"We had girls in wheelchairs, deaf girls, pregnant girls. We had girls that didn't even look like girls, who had never owned a piece of clothing that wasn't jeans," she recalls later. "But for at least one night, every single one of those girls is going to be a princess."
Offering high school students one unforgettable evening of elegance has become the driving force that causes Dr. Kessler a financial adviser with a doctorate in educational psychology to leap out of bed early every morning with a lengthy to-do list forming in her head.
So far this year she has collected 2,000 prom gowns for local girls, along with 60 tuxedos for boys. Her dream: ensuring that every teen who wants to and particularly those in low-income areas can attend his or her high school prom and feel wonderful doing so.
"This is about self-image," she says. "This is their opportunity to shine, to dress up and be in the world of glamour."
For many teenagers, the prom is the crowning moment of high school. And for kids in urban areas, the prom often looms as a particularly large event, almost the equivalent of a wedding or coming-of-age ceremony, sometimes involving a considerable family investment.
In Philadelphia, for example, Camille Grant and Kia Alston, seniors at Martin Luther King Jr. Senior High School, say they began planning for their prom dresses while still in ninth grade. Camille purchased her sparkly gold dress with the help of her grandmother, while one of Kia's aunts is making a black-and-white single-strap dress for her.
But not every teen has that kind of family backing, and many find the sky-high costs associated with proms almost impossible to handle.
That's why an East Orange, N.J., high school teacher a client of Kessler's who helps teachers plan their retirement suggested that she collect prom dresses for teens in need.
It was a project right up Kessler's alley. A self-confessed clothes horse, Kessler says she was accustomed to filling her car with her own used clothes and driving them to wherever they could be of use.
But the prom project appealed to her particularly. Not only did she love the idea of helping teenagers experience a bit of glamour, but she just plain loved prom dresses.
She immediately began calling friends, acquaintances, and potential corporate donors. Her standards, however, are very high. She does accept slightly used gowns, but prefers brand new ones still bearing price tags. Dresses that are "matronly" or un-stylish don't make the cut.
She is thrilled that some among the 2,000 gowns she has collected bear designer labels like Armani, Ralph Lauren, and Jessica McClintock.
Kessler has already organized a dress giveaway for Newark, N.J., students, which was held at a local high school.

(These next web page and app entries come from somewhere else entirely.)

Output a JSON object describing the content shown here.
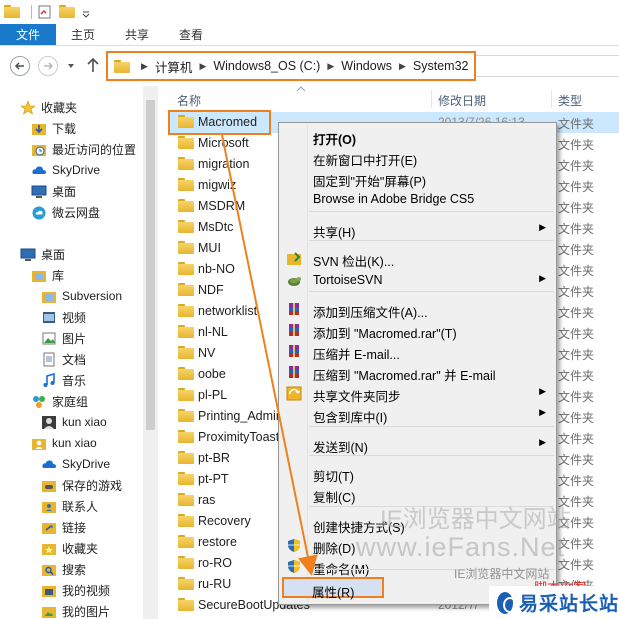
{
  "ribbon": {
    "tabs": [
      {
        "label": "文件"
      },
      {
        "label": "主页"
      },
      {
        "label": "共享"
      },
      {
        "label": "查看"
      }
    ]
  },
  "address": {
    "crumbs": [
      "计算机",
      "Windows8_OS (C:)",
      "Windows",
      "System32"
    ]
  },
  "nav": {
    "items": [
      {
        "label": "收藏夹",
        "icon": "star-icon"
      },
      {
        "label": "下载",
        "icon": "download-folder-icon"
      },
      {
        "label": "最近访问的位置",
        "icon": "recent-places-icon"
      },
      {
        "label": "SkyDrive",
        "icon": "skydrive-icon"
      },
      {
        "label": "桌面",
        "icon": "desktop-icon"
      },
      {
        "label": "微云网盘",
        "icon": "cloud-icon"
      },
      {
        "label": "桌面",
        "icon": "desktop-icon"
      },
      {
        "label": "库",
        "icon": "library-icon"
      },
      {
        "label": "Subversion",
        "icon": "library-icon"
      },
      {
        "label": "视频",
        "icon": "video-library-icon"
      },
      {
        "label": "图片",
        "icon": "pictures-library-icon"
      },
      {
        "label": "文档",
        "icon": "documents-library-icon"
      },
      {
        "label": "音乐",
        "icon": "music-library-icon"
      },
      {
        "label": "家庭组",
        "icon": "homegroup-icon"
      },
      {
        "label": "kun xiao",
        "icon": "user-icon"
      },
      {
        "label": "kun xiao",
        "icon": "user-folder-icon"
      },
      {
        "label": "SkyDrive",
        "icon": "skydrive-icon"
      },
      {
        "label": "保存的游戏",
        "icon": "saved-games-icon"
      },
      {
        "label": "联系人",
        "icon": "contacts-icon"
      },
      {
        "label": "链接",
        "icon": "links-icon"
      },
      {
        "label": "收藏夹",
        "icon": "favorites-folder-icon"
      },
      {
        "label": "搜索",
        "icon": "searches-icon"
      },
      {
        "label": "我的视频",
        "icon": "my-videos-icon"
      },
      {
        "label": "我的图片",
        "icon": "my-pictures-icon"
      }
    ]
  },
  "columns": {
    "name": "名称",
    "date": "修改日期",
    "type": "类型"
  },
  "files": [
    {
      "name": "Macromed",
      "date": "2013/7/26 16:13",
      "type": "文件夹"
    },
    {
      "name": "Microsoft",
      "date": "",
      "type": "文件夹"
    },
    {
      "name": "migration",
      "date": "",
      "type": "文件夹"
    },
    {
      "name": "migwiz",
      "date": "",
      "type": "文件夹"
    },
    {
      "name": "MSDRM",
      "date": "",
      "type": "文件夹"
    },
    {
      "name": "MsDtc",
      "date": "",
      "type": "文件夹"
    },
    {
      "name": "MUI",
      "date": "",
      "type": "文件夹"
    },
    {
      "name": "nb-NO",
      "date": "",
      "type": "文件夹"
    },
    {
      "name": "NDF",
      "date": "",
      "type": "文件夹"
    },
    {
      "name": "networklist",
      "date": "",
      "type": "文件夹"
    },
    {
      "name": "nl-NL",
      "date": "",
      "type": "文件夹"
    },
    {
      "name": "NV",
      "date": "",
      "type": "文件夹"
    },
    {
      "name": "oobe",
      "date": "",
      "type": "文件夹"
    },
    {
      "name": "pl-PL",
      "date": "",
      "type": "文件夹"
    },
    {
      "name": "Printing_Admin",
      "date": "",
      "type": "文件夹"
    },
    {
      "name": "ProximityToast",
      "date": "",
      "type": "文件夹"
    },
    {
      "name": "pt-BR",
      "date": "",
      "type": "文件夹"
    },
    {
      "name": "pt-PT",
      "date": "",
      "type": "文件夹"
    },
    {
      "name": "ras",
      "date": "",
      "type": "文件夹"
    },
    {
      "name": "Recovery",
      "date": "",
      "type": "文件夹"
    },
    {
      "name": "restore",
      "date": "",
      "type": "文件夹"
    },
    {
      "name": "ro-RO",
      "date": "",
      "type": "文件夹"
    },
    {
      "name": "ru-RU",
      "date": "",
      "type": "文件夹"
    },
    {
      "name": "SecureBootUpdates",
      "date": "2012/7/",
      "type": "文件夹"
    }
  ],
  "context_menu": {
    "items": [
      {
        "label": "打开(O)",
        "bold": true
      },
      {
        "label": "在新窗口中打开(E)"
      },
      {
        "label": "固定到\"开始\"屏幕(P)"
      },
      {
        "label": "Browse in Adobe Bridge CS5"
      },
      {
        "label": "共享(H)",
        "submenu": true
      },
      {
        "label": "SVN 检出(K)...",
        "icon": "svn-checkout-icon"
      },
      {
        "label": "TortoiseSVN",
        "icon": "tortoise-svn-icon",
        "submenu": true
      },
      {
        "label": "添加到压缩文件(A)...",
        "icon": "winrar-icon"
      },
      {
        "label": "添加到 \"Macromed.rar\"(T)",
        "icon": "winrar-icon"
      },
      {
        "label": "压缩并 E-mail...",
        "icon": "winrar-icon"
      },
      {
        "label": "压缩到 \"Macromed.rar\" 并 E-mail",
        "icon": "winrar-icon"
      },
      {
        "label": "共享文件夹同步",
        "icon": "sync-icon",
        "submenu": true
      },
      {
        "label": "包含到库中(I)",
        "submenu": true
      },
      {
        "label": "发送到(N)",
        "submenu": true
      },
      {
        "label": "剪切(T)"
      },
      {
        "label": "复制(C)"
      },
      {
        "label": "创建快捷方式(S)"
      },
      {
        "label": "删除(D)",
        "icon": "shield-icon"
      },
      {
        "label": "重命名(M)",
        "icon": "shield-icon"
      },
      {
        "label": "属性(R)"
      }
    ]
  },
  "watermarks": {
    "line1": "IE浏览器中文网站",
    "line2": "www.ieFans.Net",
    "line3": "IE浏览器中文网站",
    "red": "脚本之家",
    "logo": "易采站长站"
  },
  "colors": {
    "accent": "#1979ca",
    "highlight_outline": "#f0801d",
    "selection": "#cce8ff"
  }
}
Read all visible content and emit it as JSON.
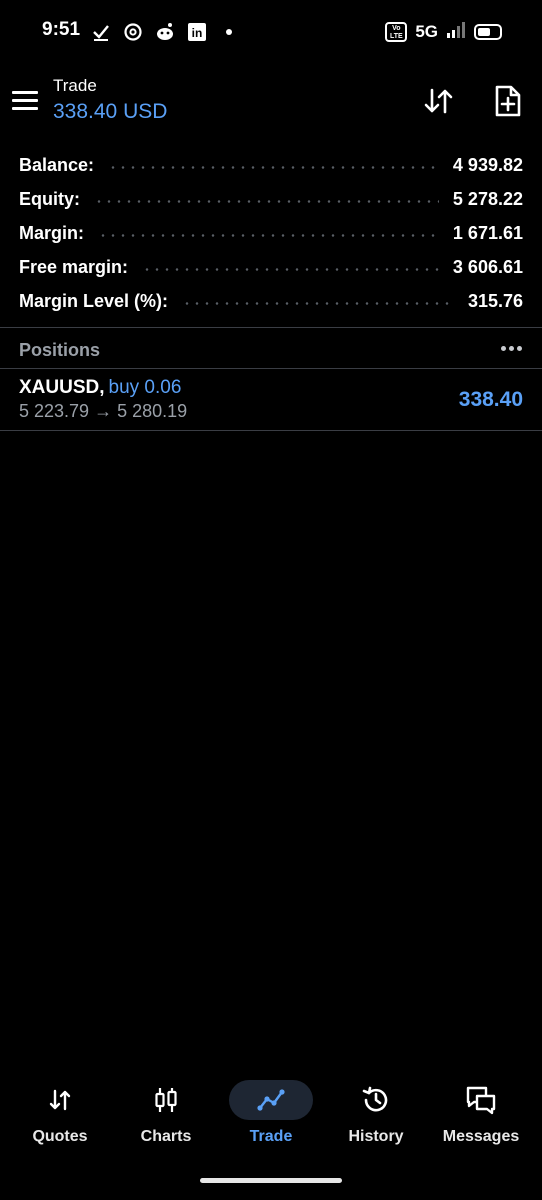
{
  "status_bar": {
    "time": "9:51",
    "volte_line1": "Vo",
    "volte_line2": "LTE",
    "network": "5G",
    "notification_icons": [
      "check-icon",
      "threads-icon",
      "reddit-icon",
      "linkedin-icon",
      "dot-icon"
    ],
    "linkedin_glyph": "in"
  },
  "header": {
    "title": "Trade",
    "profit_summary": "338.40 USD",
    "accent_color": "#5aa0f6"
  },
  "summary": {
    "rows": [
      {
        "label": "Balance:",
        "value": "4 939.82"
      },
      {
        "label": "Equity:",
        "value": "5 278.22"
      },
      {
        "label": "Margin:",
        "value": "1 671.61"
      },
      {
        "label": "Free margin:",
        "value": "3 606.61"
      },
      {
        "label": "Margin Level (%):",
        "value": "315.76"
      }
    ]
  },
  "positions": {
    "title": "Positions",
    "items": [
      {
        "symbol": "XAUUSD,",
        "side": "buy 0.06",
        "prices": "5 223.79 → 5 280.19",
        "profit": "338.40"
      }
    ]
  },
  "bottom_nav": {
    "items": [
      {
        "label": "Quotes",
        "icon": "quotes-icon",
        "active": false
      },
      {
        "label": "Charts",
        "icon": "charts-icon",
        "active": false
      },
      {
        "label": "Trade",
        "icon": "trade-icon",
        "active": true
      },
      {
        "label": "History",
        "icon": "history-icon",
        "active": false
      },
      {
        "label": "Messages",
        "icon": "messages-icon",
        "active": false
      }
    ]
  }
}
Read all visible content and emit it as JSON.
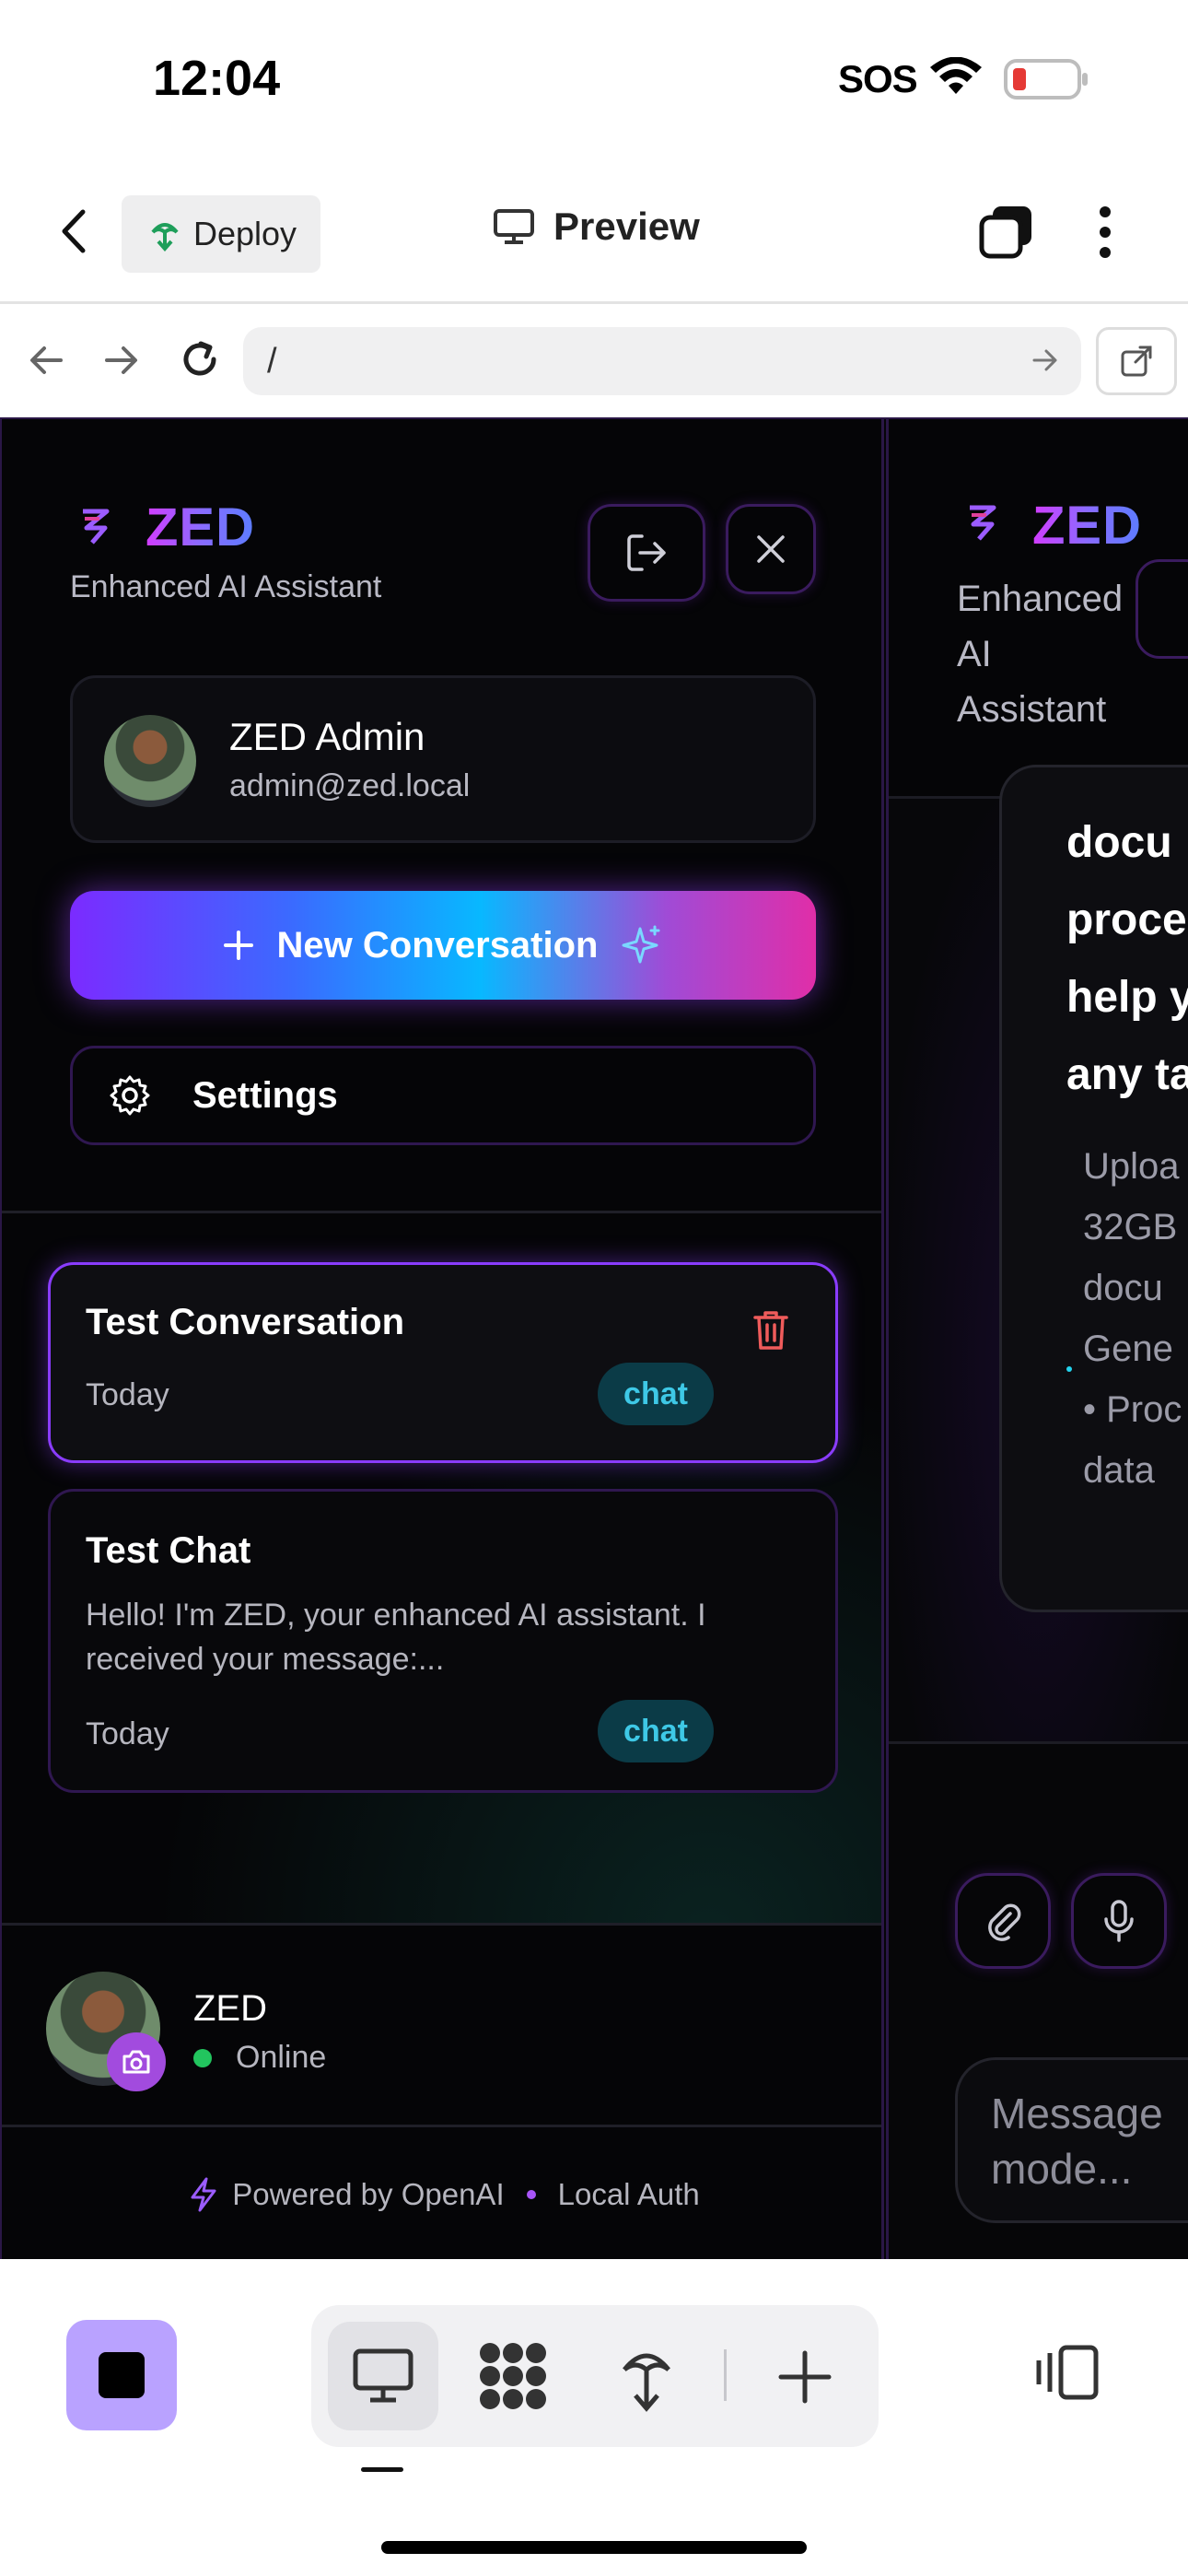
{
  "status": {
    "time": "12:04",
    "sos": "SOS"
  },
  "topbar": {
    "deploy_label": "Deploy",
    "preview_label": "Preview"
  },
  "browser": {
    "url": "/"
  },
  "sidebar": {
    "brand": "ZED",
    "tagline": "Enhanced AI Assistant",
    "user": {
      "name": "ZED Admin",
      "email": "admin@zed.local"
    },
    "new_conversation_label": "New Conversation",
    "settings_label": "Settings",
    "conversations": [
      {
        "title": "Test Conversation",
        "preview": "",
        "date": "Today",
        "tag": "chat",
        "active": true
      },
      {
        "title": "Test Chat",
        "preview": "Hello! I'm ZED, your enhanced AI assistant. I received your message:...",
        "date": "Today",
        "tag": "chat",
        "active": false
      }
    ],
    "footer_user": {
      "name": "ZED",
      "status": "Online"
    },
    "powered_by": "Powered by OpenAI",
    "auth": "Local Auth"
  },
  "right_panel": {
    "brand": "ZED",
    "tagline_lines": [
      "Enhanced",
      "AI",
      "Assistant"
    ],
    "message_lines": [
      "docu",
      "proce",
      "help y",
      "any ta"
    ],
    "sub_lines": [
      "Uploa",
      "32GB",
      "docu",
      "Gene",
      "• Proc",
      "data"
    ],
    "input_placeholder_lines": [
      "Message",
      "mode..."
    ]
  },
  "colors": {
    "accent_purple": "#a855f7",
    "cyan": "#22d3ee",
    "pink": "#e23fb3",
    "online": "#22c55e",
    "delete": "#ef4444"
  }
}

This second one, at a Newark hotel, was open to any teen who needed a dress.
The remaining gowns were color-coded and stored in Kessler's garage, and she's still collecting for and planning a third giveaway on New York City's lower East Side May 24. Next year she hopes to see the project expand to several other cities.
Dani Grubbs, a senior at Newark's Technology High School, says her first reaction was skeptical. "Who gives away dresses?" she asks.